Talladega County Schools
Under Lacey’s leadership, the accomplishments of this rural and high-poverty district for the past five years are unsurpassed by any other district in the state—and individualized, one-to-one computing initiatives are provided in the seven diverse high schools throughout the 7,700-student district.
Lacey was recognized in June 2012 as the State Superintendent of the Year at the Alabama Educational Technology Conference. Her leadership led to her first one-to-one school reform initiative being selected as one of the six programs in the nation to receive the National School Change Award in 2012. The district’s energy and green programs, supported by technological controllers, also garnered two schools National Green Ribbon Awards—the only ones in Alabama. Thousands of visitors from a wide array of educational and business venues constantly come to the school district to see her initiatives in action and seek direction in following the Talladega County models for technology integration that she leads.

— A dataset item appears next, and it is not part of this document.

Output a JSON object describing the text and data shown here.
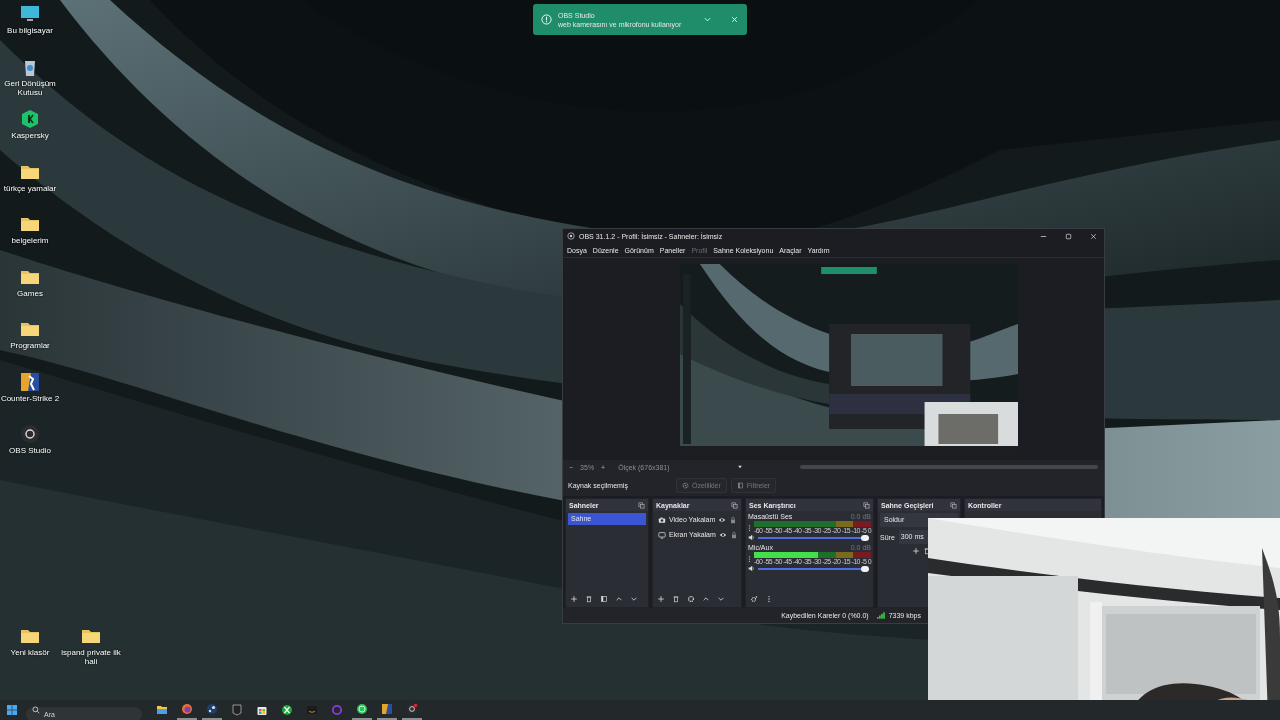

Thanks to Lacey, the district-wide Student Technology Showcase will move to a two-day format owing to the many requests from other school districts, and there has been an increase in Advanced Placement and higher-level classes through video conferencing opportunities. The district’s success is based on the visionary leadership of a tech-savvy superintendent who fosters partnerships with all of her stakeholders for the benefit of students.
New Braunfels Independent School District
Moczygemba, who has led New Braunfels ISD for the past three years, is a firm believer that education is a 24-7 experience and that technology is an important tool to enhance instruction.
Moczygemba’s “flipped classroom” initiative taught teachers throughout the district how to create introductory lessons for engaging students in problem-based learning at home. When Apple first released its iBooks authoring software, he used the software to create an electronic version of the district’s course catalog to show his staff how they could create rich content for student use.
Moczygemba also led the implementation of a VTEL media system at the district’s Disciplinary Alternative School, allowing students to attend regular classes via two-way audio and video technology. This project allows students to return to their regular campus completely on track with their peers—while saving the district approximately $500,000 per year in staffing costs.
Epson projectors are installed in all district classrooms, and teachers use iPads to deliver instruction. The Ninth Grade Center opened with a one-to-one computing initiative, with all 610 students having an iPad for 24-7 use. The district plans to expand its iPad initiative to grades 10-12 in 2013 and grades 6-8 in 2014.